- Antipsychotics: many antipsychotics can make a person feel extremely tired and sluggish and so many are prescribed at bedtime. The one most commonly prescribed for sleep problems proper seems to be quetiapine (Seroquel) and some people find that even small doses of that drug can help improve sleep.
- Benzodiazepines: benzodiazepines (commonly known as “benzos” or tranquilizers) are sometime prescribed for sleep, often on an as-needed basis for those that do not experience sleep problems continuously. (Benzodiazepines are also commonly prescribed for anxiety.) The two most commonly prescribed are lorazepam (Ativan) and alprazolam (Xanax). The downside with these medications is that they are known for a need to increase dose over time (tolerance) and have a notable potential for abuse.

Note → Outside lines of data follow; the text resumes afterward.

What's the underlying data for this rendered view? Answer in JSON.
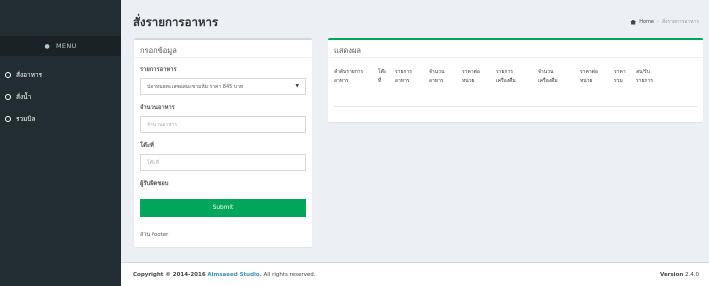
{
  "sidebar": {
    "menu_label": "MENU",
    "items": [
      {
        "label": "สั่งอาหาร"
      },
      {
        "label": "สั่งน้ำ"
      },
      {
        "label": "รวมบิล"
      }
    ]
  },
  "header": {
    "title": "สั่งรายการอาหาร",
    "breadcrumb_home": "Home",
    "breadcrumb_current": "สั่งรายการอาหาร"
  },
  "form": {
    "title": "กรอกข้อมูล",
    "food_label": "รายการอาหาร",
    "food_selected": "ปลาหมอทะเลซอสมะขามห้ม ราคา 845 บาท",
    "qty_label": "จำนวนอาหาร",
    "qty_placeholder": "จำนวนอาหาร",
    "table_label": "โต๊ะที่",
    "table_placeholder": "โต๊ะที่",
    "responsible_label": "ผู้รับผิดชอบ",
    "submit_label": "Submit",
    "footer_text": "ส่วน footer"
  },
  "results": {
    "title": "แสดงผล",
    "columns": [
      [
        "ลำดับรายการ",
        "อาหาร"
      ],
      [
        "โต๊ะ",
        "ที่"
      ],
      [
        "รายการ",
        "อาหาร"
      ],
      [
        "จำนวน",
        "อาหาร"
      ],
      [
        "ราคาต่อ",
        "หน่วย"
      ],
      [
        "รายการ",
        "เครื่องดื่ม"
      ],
      [
        "จำนวน",
        "เครื่องดื่ม"
      ],
      [
        "ราคาต่อ",
        "หน่วย"
      ],
      [
        "ราคา",
        "รวม"
      ],
      [
        "ลบ/รับ",
        "รายการ"
      ]
    ]
  },
  "footer": {
    "copyright_prefix": "Copyright © 2014-2016",
    "brand": "Almsaeed Studio.",
    "rights": "All rights reserved.",
    "version_label": "Version",
    "version": "2.4.0"
  },
  "colors": {
    "sidebar_bg": "#222d32",
    "accent_green": "#00a65a",
    "link_blue": "#3c8dbc"
  }
}
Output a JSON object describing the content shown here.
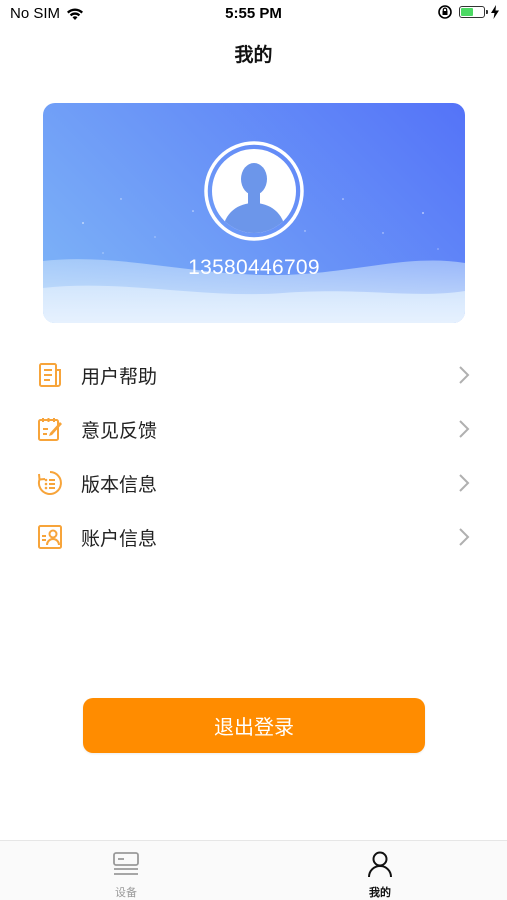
{
  "status_bar": {
    "carrier": "No SIM",
    "time": "5:55 PM",
    "battery_level": 0.55
  },
  "header": {
    "title": "我的"
  },
  "profile": {
    "phone": "13580446709"
  },
  "menu": {
    "items": [
      {
        "label": "用户帮助",
        "icon": "document-list-icon"
      },
      {
        "label": "意见反馈",
        "icon": "edit-note-icon"
      },
      {
        "label": "版本信息",
        "icon": "version-list-icon"
      },
      {
        "label": "账户信息",
        "icon": "account-card-icon"
      }
    ]
  },
  "actions": {
    "logout_label": "退出登录"
  },
  "tab_bar": {
    "tabs": [
      {
        "label": "设备",
        "icon": "device-icon",
        "active": false
      },
      {
        "label": "我的",
        "icon": "user-icon",
        "active": true
      }
    ]
  },
  "colors": {
    "accent": "#ff8c00",
    "icon_orange": "#f7a43a",
    "card_gradient_start": "#7fb6f7",
    "card_gradient_end": "#5473f8"
  }
}
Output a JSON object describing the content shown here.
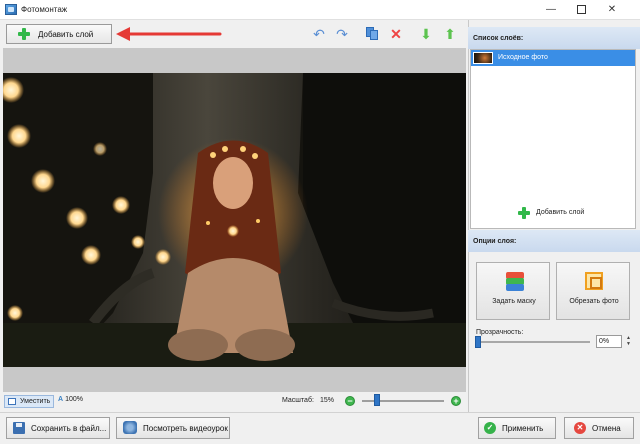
{
  "window": {
    "title": "Фотомонтаж",
    "minimize_glyph": "—",
    "close_glyph": "✕"
  },
  "toolbar": {
    "add_layer_label": "Добавить слой",
    "icons": [
      "undo-icon",
      "redo-icon",
      "copy-icon",
      "delete-icon",
      "move-down-icon",
      "move-up-icon"
    ],
    "undo_glyph": "↶",
    "redo_glyph": "↷",
    "delete_glyph": "✕",
    "down_glyph": "⬇",
    "up_glyph": "⬆"
  },
  "canvas": {
    "image": "photo: girl with glowing fairy lights by a tree at night"
  },
  "statusbar": {
    "fit_label": "Уместить",
    "zoom_100_label": "100%",
    "zoom_100_icon": "A",
    "scale_label": "Масштаб:",
    "scale_value": "15%",
    "zoom_minus": "−",
    "zoom_plus": "+"
  },
  "layers_panel": {
    "header": "Список слоёв:",
    "items": [
      {
        "name": "Исходное фото",
        "selected": true
      }
    ],
    "add_layer_label": "Добавить слой"
  },
  "options_panel": {
    "header": "Опции слоя:",
    "mask_button_label": "Задать маску",
    "crop_button_label": "Обрезать фото",
    "opacity_label": "Прозрачность:",
    "opacity_value": "0%",
    "spin_up": "▲",
    "spin_down": "▼"
  },
  "bottom": {
    "save_label": "Сохранить в файл...",
    "video_label": "Посмотреть видеоурок",
    "apply_label": "Применить",
    "apply_glyph": "✓",
    "cancel_label": "Отмена",
    "cancel_glyph": "✕"
  },
  "colors": {
    "accent": "#3a8ee6",
    "panel_header": "#c9d9ee",
    "annotation_arrow": "#e53935",
    "green": "#32b84a"
  }
}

- Nonbenzodiazepines: nonbenzodiazepines are actually very similar to benzodiazepines psychopharmacologically but have less chance for abuse. These are medications designed as sleeping pills. Tolerance to these medications can be built up over time too and rebound insomnia is often seen for a short period when they are stopped if they have been used for a significant period of time. Common nonbenzodiazepines include eszopiclone (Lunesta) and zaleplon (Sonata).
Risks and Benefits of Sleep Medication in Bipolar Disorder
The benefits are obvious: you get to sleep, feel better in the morning, and are generally more productive.
The risks are individual to the medication (make sure to discuss them with your doctor) but it is important to realize that the risk of abuse with benzodiazepines is real and should be taken seriously. No medication, especially sleep medication, should ever be used in ways for which it was not prescribed. The last thing you need is drug abuse to worry about on top of your bipolar disorder. (And let’s not forget, people with bipolar disorder have very high rates of substance use disorders.)
This is not to say that these drugs cannot be used safely. They can. I do it and so do lots of others. But know yourself: if you have had problems with drug or alcohol abuse in the past then an antidepressant or antipsychotic medication is likely a much better choice for your sleep aid.
And one last note: people often hate adding another medication to their regimen and I get that. No one particularly wants to admit that they need a medication to sleep. I get that too. But the thing is, lack of sleep is so incredibly bad for your bipolar disorder that one more pill is a tiny price to pay for stability. So talk to your doctor and find the best option for you. There’s no reason why you should have to suffer with poor quality sleep.
(Note: there are also behavioral changes that can drastically help your sleep too. Check out what I’ve written on that here.)
Recent Blog Posts
Dec 18, 2013
The End of Bipolar Bites
Dec 11, 2013
Does Having Bipolar Increase Your Risk of Dementia?
Dec 04, 2013
Why SAMHSA Should Have Nothing to Do with the Alternatives Conference